(Excerpts from a dataset)

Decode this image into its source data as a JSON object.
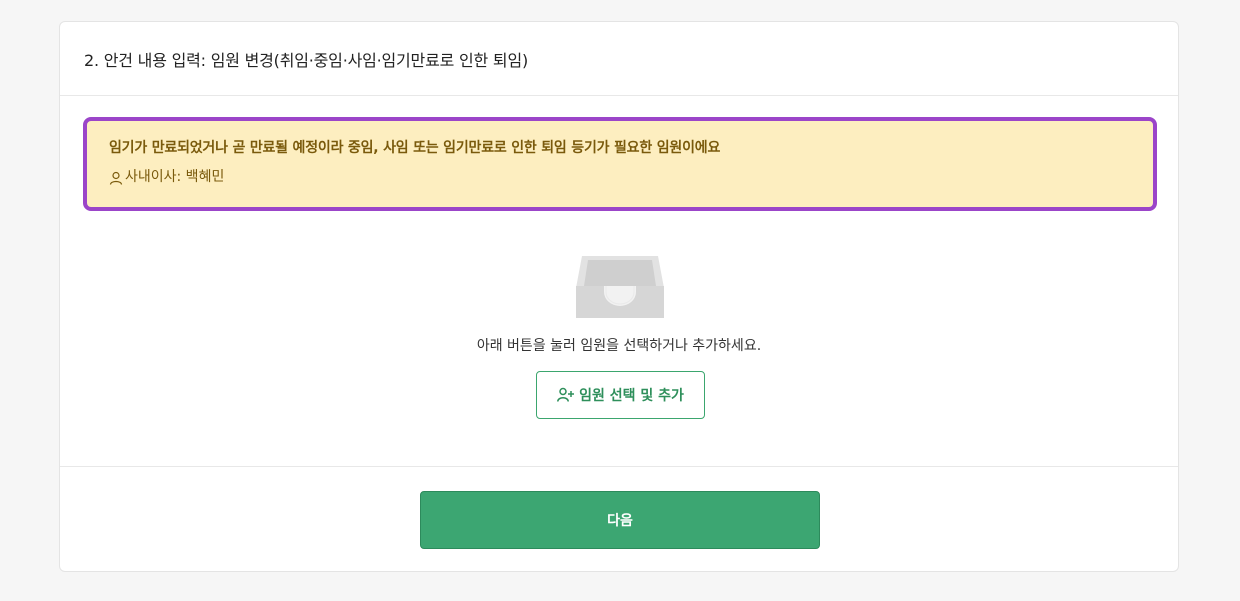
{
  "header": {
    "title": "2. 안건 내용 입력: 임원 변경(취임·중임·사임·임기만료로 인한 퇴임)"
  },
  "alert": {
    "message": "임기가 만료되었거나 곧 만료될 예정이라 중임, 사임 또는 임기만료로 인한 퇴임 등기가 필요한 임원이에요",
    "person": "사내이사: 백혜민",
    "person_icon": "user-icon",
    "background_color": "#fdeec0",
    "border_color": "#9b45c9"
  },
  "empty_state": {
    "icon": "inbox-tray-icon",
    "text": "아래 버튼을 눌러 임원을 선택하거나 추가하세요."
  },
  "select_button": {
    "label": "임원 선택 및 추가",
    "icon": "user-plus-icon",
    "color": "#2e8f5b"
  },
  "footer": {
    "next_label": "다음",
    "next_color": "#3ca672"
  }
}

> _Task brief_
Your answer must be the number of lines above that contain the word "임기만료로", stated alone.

> _Task result_
2